Taking a break
Dealing with Donald's estate has been hard work—sometimes overwhelming work. If I had worked at it nonstop, I could probably have gotten through it in a couple of months, but I just don't have the stamina for that. I need a break once in awhile. Sometimes I'll take a day or two off and just stay home in Skylark, catching up with emails and reading an ebook. And twice I've been lucky enough to have friends come and visit.
Earlier this summer, my friend Rick Farmer was in town for a seminar, and I was able to have dinner with him and catch up on things. And in September, my old friends Gary and Linda Oliaro drove out from New Jersey for a couple of days in Pittsburgh.
I'd been meaning all summer to visit some of the city's museums, so we spent an afternoon touring the Carnegie Museum of Art and the Carnegie Museum of Natural History, which are conveniently located side by side. The art museum was nice enough, but I didn't see anything that really excited me. Actually, the one thing that caught my eye was not a painting or sculpture, but a grilled window with the sky showing through it.
The guard chided me for taking photos in the museum, but relented when I explained that I'd only been photographing the window. He probably thought I was a little weird. (And he was probably right.)
The Carnegie Museum of Natural History, on the other hand, had excellent exhibits. One that I really loved was the "Stratavator," a simulated ride straight down—more than three miles down, through the geological strata underlying Pittsburgh.
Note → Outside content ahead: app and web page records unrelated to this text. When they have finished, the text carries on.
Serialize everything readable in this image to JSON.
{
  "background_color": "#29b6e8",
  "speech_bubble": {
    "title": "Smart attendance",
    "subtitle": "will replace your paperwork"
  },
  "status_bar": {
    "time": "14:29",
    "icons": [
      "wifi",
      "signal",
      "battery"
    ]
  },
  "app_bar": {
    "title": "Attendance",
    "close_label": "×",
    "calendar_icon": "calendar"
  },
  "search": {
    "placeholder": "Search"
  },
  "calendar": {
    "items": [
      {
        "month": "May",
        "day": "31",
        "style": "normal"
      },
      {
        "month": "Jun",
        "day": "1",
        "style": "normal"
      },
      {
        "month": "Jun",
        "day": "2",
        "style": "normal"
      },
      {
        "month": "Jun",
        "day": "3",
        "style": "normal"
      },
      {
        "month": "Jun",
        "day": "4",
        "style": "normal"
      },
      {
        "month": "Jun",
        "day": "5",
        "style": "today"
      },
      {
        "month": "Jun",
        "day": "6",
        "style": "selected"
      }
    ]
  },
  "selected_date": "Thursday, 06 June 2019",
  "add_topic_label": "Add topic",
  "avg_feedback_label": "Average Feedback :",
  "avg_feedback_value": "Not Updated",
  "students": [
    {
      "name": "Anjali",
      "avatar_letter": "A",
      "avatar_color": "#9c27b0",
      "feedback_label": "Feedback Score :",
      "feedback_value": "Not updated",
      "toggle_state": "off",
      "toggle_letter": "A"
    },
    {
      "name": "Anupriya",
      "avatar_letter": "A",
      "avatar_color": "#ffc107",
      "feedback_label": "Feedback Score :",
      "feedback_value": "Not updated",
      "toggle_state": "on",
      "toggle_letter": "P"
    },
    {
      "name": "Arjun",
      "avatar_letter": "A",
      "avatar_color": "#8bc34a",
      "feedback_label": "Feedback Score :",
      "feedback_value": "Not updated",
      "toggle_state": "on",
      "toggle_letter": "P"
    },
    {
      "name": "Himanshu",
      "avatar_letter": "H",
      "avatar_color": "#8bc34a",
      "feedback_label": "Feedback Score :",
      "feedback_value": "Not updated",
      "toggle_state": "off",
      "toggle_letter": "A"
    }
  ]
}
You enter a large elevator cab with a "window" at one end (actually a big flat-screen TV), and when you push a big red button to start the ride, a cheerfully sweaty hard-hatted operator on the screen hauls on a big lever to start you on your journey into the bowels of the earth. Quoting the Museum's website, "The Stratavator stops at the museum's basement storage rooms, a coal mine, a limestone cave, and other geological features. As the cab vibrates, rock strata whiz by between stops." The operator gives you a quick description of each level.
The Stratavator is fun, it's entertaining, it's educational... altogether an outstanding use of multimedia to teach geology. I don't have a photo, because a picture couldn't do it justice—you have to experience it for yourself. If you're ever in Pittsburgh, I highly recommend it.
It shouldn't come as a surprise that the Carnegie Museum of Natural History was a favorite hangout of Donald's in his childhood. Of course the exhibits were more traditional in those days... but they had dinosaurs, and lots of 'em. Today they have more than ever, thanks to a major recent expansion. I posed for this picture with one of the big, toothy ones. (Sorry, I didn't get his name.) Altogether, it was a very enjoyable afternoon.
Gary and Linda had booked a room at the Sheraton Station Square, which was absurdly expensive but had a great view. The day had started out rainy, and I was afraid that we'd have lousy weather for their brief visit. But it cleared up by evening, just in time to let us see a lovely rainbow from their hotel room's picture window:
We had planned things so that their hotel was near the Duquesne Incline, one of two cable-drawn funiculars that date back to the 1870s.
For a few dollars you can ride one of the Incline's two bright red cable cars up to the aptly named Grandview Avenue, which affords a spectacular view of the city. One car goes up while the other goes down, so they balance each other.
The small image below doesn't really do the scene justice, but if you click on the picture, you'll get a much larger version that lets you see more detail. On the left is the Ohio River; on the right are the Allegheny (upper right) and Monongahela (lower right)... and of course the triangular area between them that holds downtown Pittsburgh. I'm not a big fan of cities, but I have to admit that Pittsburgh looked great in the golden late afternoon sun.
After taking each other's photos, we had a delicious dinner at the Grandview Saloon and watched the barges gliding up and down the rivers. By the time we finished, the daytime panorama had changed into a still more spectacular nighttime one. (This photo isn't as sharp, because I hadn't brought my monopod along, but it's still worth clicking on to see the big version!)
It was a breathtaking view, and I was very happy that Gary and Linda had gotten to see it.
As for me, spending time with my friends after all these months of working mostly by myself really lifted my spirits.